▶ _Task_:
Write out the listing verbatim. No pictures belong in it.

▶ _Provided entries_:

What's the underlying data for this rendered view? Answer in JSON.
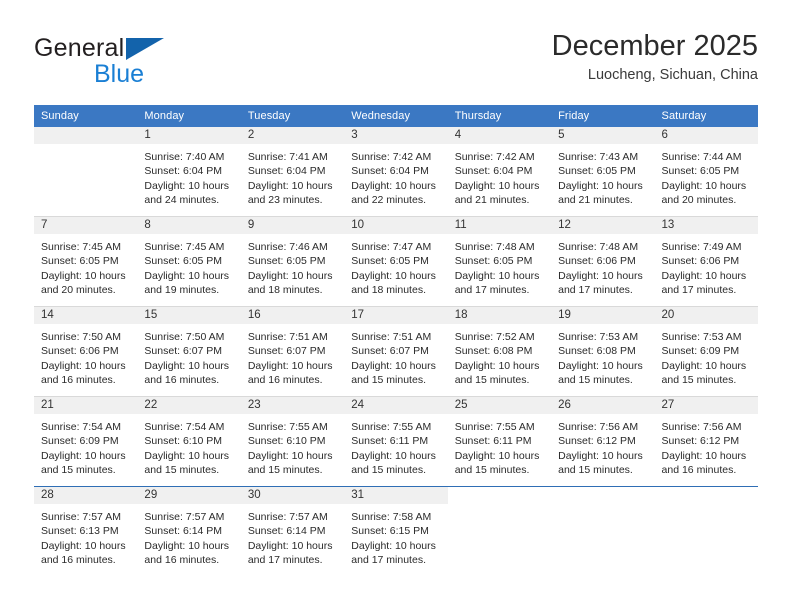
{
  "brand": {
    "name_part1": "General",
    "name_part2": "Blue",
    "accent_color": "#1a7fd4",
    "triangle_color": "#1363ab"
  },
  "header": {
    "title": "December 2025",
    "location": "Luocheng, Sichuan, China"
  },
  "calendar": {
    "header_bg": "#3b78c3",
    "daynum_bg": "#f0f0f0",
    "weekdays": [
      "Sunday",
      "Monday",
      "Tuesday",
      "Wednesday",
      "Thursday",
      "Friday",
      "Saturday"
    ],
    "weeks": [
      [
        {
          "day": "",
          "lines": []
        },
        {
          "day": "1",
          "lines": [
            "Sunrise: 7:40 AM",
            "Sunset: 6:04 PM",
            "Daylight: 10 hours",
            "and 24 minutes."
          ]
        },
        {
          "day": "2",
          "lines": [
            "Sunrise: 7:41 AM",
            "Sunset: 6:04 PM",
            "Daylight: 10 hours",
            "and 23 minutes."
          ]
        },
        {
          "day": "3",
          "lines": [
            "Sunrise: 7:42 AM",
            "Sunset: 6:04 PM",
            "Daylight: 10 hours",
            "and 22 minutes."
          ]
        },
        {
          "day": "4",
          "lines": [
            "Sunrise: 7:42 AM",
            "Sunset: 6:04 PM",
            "Daylight: 10 hours",
            "and 21 minutes."
          ]
        },
        {
          "day": "5",
          "lines": [
            "Sunrise: 7:43 AM",
            "Sunset: 6:05 PM",
            "Daylight: 10 hours",
            "and 21 minutes."
          ]
        },
        {
          "day": "6",
          "lines": [
            "Sunrise: 7:44 AM",
            "Sunset: 6:05 PM",
            "Daylight: 10 hours",
            "and 20 minutes."
          ]
        }
      ],
      [
        {
          "day": "7",
          "lines": [
            "Sunrise: 7:45 AM",
            "Sunset: 6:05 PM",
            "Daylight: 10 hours",
            "and 20 minutes."
          ]
        },
        {
          "day": "8",
          "lines": [
            "Sunrise: 7:45 AM",
            "Sunset: 6:05 PM",
            "Daylight: 10 hours",
            "and 19 minutes."
          ]
        },
        {
          "day": "9",
          "lines": [
            "Sunrise: 7:46 AM",
            "Sunset: 6:05 PM",
            "Daylight: 10 hours",
            "and 18 minutes."
          ]
        },
        {
          "day": "10",
          "lines": [
            "Sunrise: 7:47 AM",
            "Sunset: 6:05 PM",
            "Daylight: 10 hours",
            "and 18 minutes."
          ]
        },
        {
          "day": "11",
          "lines": [
            "Sunrise: 7:48 AM",
            "Sunset: 6:05 PM",
            "Daylight: 10 hours",
            "and 17 minutes."
          ]
        },
        {
          "day": "12",
          "lines": [
            "Sunrise: 7:48 AM",
            "Sunset: 6:06 PM",
            "Daylight: 10 hours",
            "and 17 minutes."
          ]
        },
        {
          "day": "13",
          "lines": [
            "Sunrise: 7:49 AM",
            "Sunset: 6:06 PM",
            "Daylight: 10 hours",
            "and 17 minutes."
          ]
        }
      ],
      [
        {
          "day": "14",
          "lines": [
            "Sunrise: 7:50 AM",
            "Sunset: 6:06 PM",
            "Daylight: 10 hours",
            "and 16 minutes."
          ]
        },
        {
          "day": "15",
          "lines": [
            "Sunrise: 7:50 AM",
            "Sunset: 6:07 PM",
            "Daylight: 10 hours",
            "and 16 minutes."
          ]
        },
        {
          "day": "16",
          "lines": [
            "Sunrise: 7:51 AM",
            "Sunset: 6:07 PM",
            "Daylight: 10 hours",
            "and 16 minutes."
          ]
        },
        {
          "day": "17",
          "lines": [
            "Sunrise: 7:51 AM",
            "Sunset: 6:07 PM",
            "Daylight: 10 hours",
            "and 15 minutes."
          ]
        },
        {
          "day": "18",
          "lines": [
            "Sunrise: 7:52 AM",
            "Sunset: 6:08 PM",
            "Daylight: 10 hours",
            "and 15 minutes."
          ]
        },
        {
          "day": "19",
          "lines": [
            "Sunrise: 7:53 AM",
            "Sunset: 6:08 PM",
            "Daylight: 10 hours",
            "and 15 minutes."
          ]
        },
        {
          "day": "20",
          "lines": [
            "Sunrise: 7:53 AM",
            "Sunset: 6:09 PM",
            "Daylight: 10 hours",
            "and 15 minutes."
          ]
        }
      ],
      [
        {
          "day": "21",
          "lines": [
            "Sunrise: 7:54 AM",
            "Sunset: 6:09 PM",
            "Daylight: 10 hours",
            "and 15 minutes."
          ]
        },
        {
          "day": "22",
          "lines": [
            "Sunrise: 7:54 AM",
            "Sunset: 6:10 PM",
            "Daylight: 10 hours",
            "and 15 minutes."
          ]
        },
        {
          "day": "23",
          "lines": [
            "Sunrise: 7:55 AM",
            "Sunset: 6:10 PM",
            "Daylight: 10 hours",
            "and 15 minutes."
          ]
        },
        {
          "day": "24",
          "lines": [
            "Sunrise: 7:55 AM",
            "Sunset: 6:11 PM",
            "Daylight: 10 hours",
            "and 15 minutes."
          ]
        },
        {
          "day": "25",
          "lines": [
            "Sunrise: 7:55 AM",
            "Sunset: 6:11 PM",
            "Daylight: 10 hours",
            "and 15 minutes."
          ]
        },
        {
          "day": "26",
          "lines": [
            "Sunrise: 7:56 AM",
            "Sunset: 6:12 PM",
            "Daylight: 10 hours",
            "and 15 minutes."
          ]
        },
        {
          "day": "27",
          "lines": [
            "Sunrise: 7:56 AM",
            "Sunset: 6:12 PM",
            "Daylight: 10 hours",
            "and 16 minutes."
          ]
        }
      ],
      [
        {
          "day": "28",
          "lines": [
            "Sunrise: 7:57 AM",
            "Sunset: 6:13 PM",
            "Daylight: 10 hours",
            "and 16 minutes."
          ]
        },
        {
          "day": "29",
          "lines": [
            "Sunrise: 7:57 AM",
            "Sunset: 6:14 PM",
            "Daylight: 10 hours",
            "and 16 minutes."
          ]
        },
        {
          "day": "30",
          "lines": [
            "Sunrise: 7:57 AM",
            "Sunset: 6:14 PM",
            "Daylight: 10 hours",
            "and 17 minutes."
          ]
        },
        {
          "day": "31",
          "lines": [
            "Sunrise: 7:58 AM",
            "Sunset: 6:15 PM",
            "Daylight: 10 hours",
            "and 17 minutes."
          ]
        },
        {
          "day": "",
          "lines": []
        },
        {
          "day": "",
          "lines": []
        },
        {
          "day": "",
          "lines": []
        }
      ]
    ]
  }
}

▶ _Task response_:
What's the underlying data for this rendered view? Answer in JSON.
{
  "brand": {
    "name_part1": "General",
    "name_part2": "Blue",
    "accent_color": "#1a7fd4",
    "triangle_color": "#1363ab"
  },
  "header": {
    "title": "December 2025",
    "location": "Luocheng, Sichuan, China"
  },
  "calendar": {
    "header_bg": "#3b78c3",
    "daynum_bg": "#f0f0f0",
    "weekdays": [
      "Sunday",
      "Monday",
      "Tuesday",
      "Wednesday",
      "Thursday",
      "Friday",
      "Saturday"
    ],
    "weeks": [
      [
        {
          "day": "",
          "lines": []
        },
        {
          "day": "1",
          "lines": [
            "Sunrise: 7:40 AM",
            "Sunset: 6:04 PM",
            "Daylight: 10 hours",
            "and 24 minutes."
          ]
        },
        {
          "day": "2",
          "lines": [
            "Sunrise: 7:41 AM",
            "Sunset: 6:04 PM",
            "Daylight: 10 hours",
            "and 23 minutes."
          ]
        },
        {
          "day": "3",
          "lines": [
            "Sunrise: 7:42 AM",
            "Sunset: 6:04 PM",
            "Daylight: 10 hours",
            "and 22 minutes."
          ]
        },
        {
          "day": "4",
          "lines": [
            "Sunrise: 7:42 AM",
            "Sunset: 6:04 PM",
            "Daylight: 10 hours",
            "and 21 minutes."
          ]
        },
        {
          "day": "5",
          "lines": [
            "Sunrise: 7:43 AM",
            "Sunset: 6:05 PM",
            "Daylight: 10 hours",
            "and 21 minutes."
          ]
        },
        {
          "day": "6",
          "lines": [
            "Sunrise: 7:44 AM",
            "Sunset: 6:05 PM",
            "Daylight: 10 hours",
            "and 20 minutes."
          ]
        }
      ],
      [
        {
          "day": "7",
          "lines": [
            "Sunrise: 7:45 AM",
            "Sunset: 6:05 PM",
            "Daylight: 10 hours",
            "and 20 minutes."
          ]
        },
        {
          "day": "8",
          "lines": [
            "Sunrise: 7:45 AM",
            "Sunset: 6:05 PM",
            "Daylight: 10 hours",
            "and 19 minutes."
          ]
        },
        {
          "day": "9",
          "lines": [
            "Sunrise: 7:46 AM",
            "Sunset: 6:05 PM",
            "Daylight: 10 hours",
            "and 18 minutes."
          ]
        },
        {
          "day": "10",
          "lines": [
            "Sunrise: 7:47 AM",
            "Sunset: 6:05 PM",
            "Daylight: 10 hours",
            "and 18 minutes."
          ]
        },
        {
          "day": "11",
          "lines": [
            "Sunrise: 7:48 AM",
            "Sunset: 6:05 PM",
            "Daylight: 10 hours",
            "and 17 minutes."
          ]
        },
        {
          "day": "12",
          "lines": [
            "Sunrise: 7:48 AM",
            "Sunset: 6:06 PM",
            "Daylight: 10 hours",
            "and 17 minutes."
          ]
        },
        {
          "day": "13",
          "lines": [
            "Sunrise: 7:49 AM",
            "Sunset: 6:06 PM",
            "Daylight: 10 hours",
            "and 17 minutes."
          ]
        }
      ],
      [
        {
          "day": "14",
          "lines": [
            "Sunrise: 7:50 AM",
            "Sunset: 6:06 PM",
            "Daylight: 10 hours",
            "and 16 minutes."
          ]
        },
        {
          "day": "15",
          "lines": [
            "Sunrise: 7:50 AM",
            "Sunset: 6:07 PM",
            "Daylight: 10 hours",
            "and 16 minutes."
          ]
        },
        {
          "day": "16",
          "lines": [
            "Sunrise: 7:51 AM",
            "Sunset: 6:07 PM",
            "Daylight: 10 hours",
            "and 16 minutes."
          ]
        },
        {
          "day": "17",
          "lines": [
            "Sunrise: 7:51 AM",
            "Sunset: 6:07 PM",
            "Daylight: 10 hours",
            "and 15 minutes."
          ]
        },
        {
          "day": "18",
          "lines": [
            "Sunrise: 7:52 AM",
            "Sunset: 6:08 PM",
            "Daylight: 10 hours",
            "and 15 minutes."
          ]
        },
        {
          "day": "19",
          "lines": [
            "Sunrise: 7:53 AM",
            "Sunset: 6:08 PM",
            "Daylight: 10 hours",
            "and 15 minutes."
          ]
        },
        {
          "day": "20",
          "lines": [
            "Sunrise: 7:53 AM",
            "Sunset: 6:09 PM",
            "Daylight: 10 hours",
            "and 15 minutes."
          ]
        }
      ],
      [
        {
          "day": "21",
          "lines": [
            "Sunrise: 7:54 AM",
            "Sunset: 6:09 PM",
            "Daylight: 10 hours",
            "and 15 minutes."
          ]
        },
        {
          "day": "22",
          "lines": [
            "Sunrise: 7:54 AM",
            "Sunset: 6:10 PM",
            "Daylight: 10 hours",
            "and 15 minutes."
          ]
        },
        {
          "day": "23",
          "lines": [
            "Sunrise: 7:55 AM",
            "Sunset: 6:10 PM",
            "Daylight: 10 hours",
            "and 15 minutes."
          ]
        },
        {
          "day": "24",
          "lines": [
            "Sunrise: 7:55 AM",
            "Sunset: 6:11 PM",
            "Daylight: 10 hours",
            "and 15 minutes."
          ]
        },
        {
          "day": "25",
          "lines": [
            "Sunrise: 7:55 AM",
            "Sunset: 6:11 PM",
            "Daylight: 10 hours",
            "and 15 minutes."
          ]
        },
        {
          "day": "26",
          "lines": [
            "Sunrise: 7:56 AM",
            "Sunset: 6:12 PM",
            "Daylight: 10 hours",
            "and 15 minutes."
          ]
        },
        {
          "day": "27",
          "lines": [
            "Sunrise: 7:56 AM",
            "Sunset: 6:12 PM",
            "Daylight: 10 hours",
            "and 16 minutes."
          ]
        }
      ],
      [
        {
          "day": "28",
          "lines": [
            "Sunrise: 7:57 AM",
            "Sunset: 6:13 PM",
            "Daylight: 10 hours",
            "and 16 minutes."
          ]
        },
        {
          "day": "29",
          "lines": [
            "Sunrise: 7:57 AM",
            "Sunset: 6:14 PM",
            "Daylight: 10 hours",
            "and 16 minutes."
          ]
        },
        {
          "day": "30",
          "lines": [
            "Sunrise: 7:57 AM",
            "Sunset: 6:14 PM",
            "Daylight: 10 hours",
            "and 17 minutes."
          ]
        },
        {
          "day": "31",
          "lines": [
            "Sunrise: 7:58 AM",
            "Sunset: 6:15 PM",
            "Daylight: 10 hours",
            "and 17 minutes."
          ]
        },
        {
          "day": "",
          "lines": []
        },
        {
          "day": "",
          "lines": []
        },
        {
          "day": "",
          "lines": []
        }
      ]
    ]
  }
}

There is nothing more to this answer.